### REQUIRED ACTION
Pull out every line below holding the word "class".

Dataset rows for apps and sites
══════════════════════════════

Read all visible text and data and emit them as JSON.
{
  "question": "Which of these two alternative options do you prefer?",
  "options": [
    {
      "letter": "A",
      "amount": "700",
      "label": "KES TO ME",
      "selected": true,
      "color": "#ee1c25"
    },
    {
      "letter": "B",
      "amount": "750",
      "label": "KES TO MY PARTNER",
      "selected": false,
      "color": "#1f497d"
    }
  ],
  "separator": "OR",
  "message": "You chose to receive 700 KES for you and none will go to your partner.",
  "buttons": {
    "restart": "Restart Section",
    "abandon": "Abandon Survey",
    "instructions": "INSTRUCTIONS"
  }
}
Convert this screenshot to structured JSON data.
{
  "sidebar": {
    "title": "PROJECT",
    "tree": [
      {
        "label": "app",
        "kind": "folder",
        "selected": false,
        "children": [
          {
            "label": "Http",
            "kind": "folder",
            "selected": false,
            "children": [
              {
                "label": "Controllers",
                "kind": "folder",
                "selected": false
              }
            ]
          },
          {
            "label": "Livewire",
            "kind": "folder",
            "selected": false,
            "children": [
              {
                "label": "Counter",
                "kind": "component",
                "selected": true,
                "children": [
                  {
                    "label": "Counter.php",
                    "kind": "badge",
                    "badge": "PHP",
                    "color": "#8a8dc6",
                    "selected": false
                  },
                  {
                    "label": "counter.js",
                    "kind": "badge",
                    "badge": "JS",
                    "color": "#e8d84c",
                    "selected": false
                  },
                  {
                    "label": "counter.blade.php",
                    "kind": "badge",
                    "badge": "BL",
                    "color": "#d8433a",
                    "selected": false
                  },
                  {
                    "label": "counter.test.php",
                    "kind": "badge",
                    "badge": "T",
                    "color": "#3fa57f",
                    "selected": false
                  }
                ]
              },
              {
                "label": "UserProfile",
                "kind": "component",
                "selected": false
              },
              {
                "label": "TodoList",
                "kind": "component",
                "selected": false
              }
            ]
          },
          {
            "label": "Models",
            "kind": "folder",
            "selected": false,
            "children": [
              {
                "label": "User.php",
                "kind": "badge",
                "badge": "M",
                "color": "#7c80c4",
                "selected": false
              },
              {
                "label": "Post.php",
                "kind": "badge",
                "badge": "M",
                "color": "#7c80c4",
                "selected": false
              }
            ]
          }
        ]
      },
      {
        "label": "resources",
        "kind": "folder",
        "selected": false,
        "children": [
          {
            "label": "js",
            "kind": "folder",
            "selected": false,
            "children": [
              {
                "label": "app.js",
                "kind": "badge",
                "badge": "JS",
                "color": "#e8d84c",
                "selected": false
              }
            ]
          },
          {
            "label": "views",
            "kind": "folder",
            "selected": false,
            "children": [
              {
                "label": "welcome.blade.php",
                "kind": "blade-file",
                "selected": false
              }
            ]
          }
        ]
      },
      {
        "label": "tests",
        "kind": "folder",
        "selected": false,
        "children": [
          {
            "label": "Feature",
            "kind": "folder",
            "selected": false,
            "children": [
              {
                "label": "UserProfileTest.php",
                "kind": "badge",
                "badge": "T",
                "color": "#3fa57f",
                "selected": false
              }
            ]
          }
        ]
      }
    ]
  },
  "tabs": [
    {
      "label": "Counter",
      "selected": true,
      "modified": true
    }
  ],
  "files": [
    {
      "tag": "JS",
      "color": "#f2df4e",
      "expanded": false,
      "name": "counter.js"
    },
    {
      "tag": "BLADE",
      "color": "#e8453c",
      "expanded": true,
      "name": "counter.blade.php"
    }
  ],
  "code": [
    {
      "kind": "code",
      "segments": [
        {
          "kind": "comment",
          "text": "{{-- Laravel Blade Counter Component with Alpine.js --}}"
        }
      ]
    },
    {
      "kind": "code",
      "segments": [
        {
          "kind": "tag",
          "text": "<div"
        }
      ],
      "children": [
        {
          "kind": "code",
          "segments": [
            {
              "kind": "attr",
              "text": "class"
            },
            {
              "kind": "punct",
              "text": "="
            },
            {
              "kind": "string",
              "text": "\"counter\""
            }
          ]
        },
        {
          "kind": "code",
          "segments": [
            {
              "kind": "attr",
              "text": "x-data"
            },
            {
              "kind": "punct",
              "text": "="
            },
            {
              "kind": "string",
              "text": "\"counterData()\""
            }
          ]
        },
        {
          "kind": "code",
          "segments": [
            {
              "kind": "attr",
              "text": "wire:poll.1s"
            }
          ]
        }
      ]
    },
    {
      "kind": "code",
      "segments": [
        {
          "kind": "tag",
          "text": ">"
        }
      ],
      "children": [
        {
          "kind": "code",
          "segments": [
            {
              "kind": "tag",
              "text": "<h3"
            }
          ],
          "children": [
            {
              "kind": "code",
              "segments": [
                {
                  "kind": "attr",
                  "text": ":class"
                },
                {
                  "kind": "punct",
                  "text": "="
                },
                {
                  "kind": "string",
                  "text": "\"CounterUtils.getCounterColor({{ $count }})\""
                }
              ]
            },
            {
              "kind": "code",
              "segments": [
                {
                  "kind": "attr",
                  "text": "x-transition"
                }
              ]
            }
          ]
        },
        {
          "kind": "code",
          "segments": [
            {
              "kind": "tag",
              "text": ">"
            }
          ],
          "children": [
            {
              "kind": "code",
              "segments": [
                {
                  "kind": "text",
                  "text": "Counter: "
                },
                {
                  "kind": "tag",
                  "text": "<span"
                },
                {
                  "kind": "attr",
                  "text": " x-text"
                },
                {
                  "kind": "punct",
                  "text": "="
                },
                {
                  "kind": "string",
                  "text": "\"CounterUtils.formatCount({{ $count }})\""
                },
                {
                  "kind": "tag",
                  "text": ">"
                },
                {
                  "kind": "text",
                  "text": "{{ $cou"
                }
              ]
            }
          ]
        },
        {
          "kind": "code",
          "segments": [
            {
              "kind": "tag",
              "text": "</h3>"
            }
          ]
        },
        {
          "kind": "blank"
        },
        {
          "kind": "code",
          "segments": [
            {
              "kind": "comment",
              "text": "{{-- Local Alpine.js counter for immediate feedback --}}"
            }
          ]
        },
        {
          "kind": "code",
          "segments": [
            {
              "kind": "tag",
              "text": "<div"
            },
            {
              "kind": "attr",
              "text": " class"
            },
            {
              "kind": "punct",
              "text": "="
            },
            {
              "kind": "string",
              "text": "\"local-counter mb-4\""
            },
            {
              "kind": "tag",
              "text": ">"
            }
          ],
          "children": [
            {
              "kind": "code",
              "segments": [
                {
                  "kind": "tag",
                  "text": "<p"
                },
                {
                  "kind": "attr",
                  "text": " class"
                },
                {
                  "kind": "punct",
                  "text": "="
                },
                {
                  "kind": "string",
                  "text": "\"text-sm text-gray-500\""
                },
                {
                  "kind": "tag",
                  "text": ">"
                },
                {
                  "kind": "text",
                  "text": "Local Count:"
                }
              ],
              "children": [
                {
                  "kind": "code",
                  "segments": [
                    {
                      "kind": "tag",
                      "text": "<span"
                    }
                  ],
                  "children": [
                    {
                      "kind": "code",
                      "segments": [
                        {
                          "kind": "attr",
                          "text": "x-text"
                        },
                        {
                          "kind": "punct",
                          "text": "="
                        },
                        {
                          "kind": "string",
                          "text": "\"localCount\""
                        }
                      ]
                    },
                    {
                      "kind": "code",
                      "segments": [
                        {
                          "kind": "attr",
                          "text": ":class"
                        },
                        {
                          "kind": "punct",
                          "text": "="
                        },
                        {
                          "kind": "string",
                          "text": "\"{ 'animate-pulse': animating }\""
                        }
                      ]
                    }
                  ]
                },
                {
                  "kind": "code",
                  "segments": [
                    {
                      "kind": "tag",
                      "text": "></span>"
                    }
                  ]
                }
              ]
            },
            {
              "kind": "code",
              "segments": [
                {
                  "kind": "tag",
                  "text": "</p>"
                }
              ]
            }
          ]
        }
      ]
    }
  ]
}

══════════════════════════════

### ANSWER TO THE PROBLEM
              "text": "class"
                  "text": ":class"
              "text": " class"
                  "text": " class"
                          "text": ":class"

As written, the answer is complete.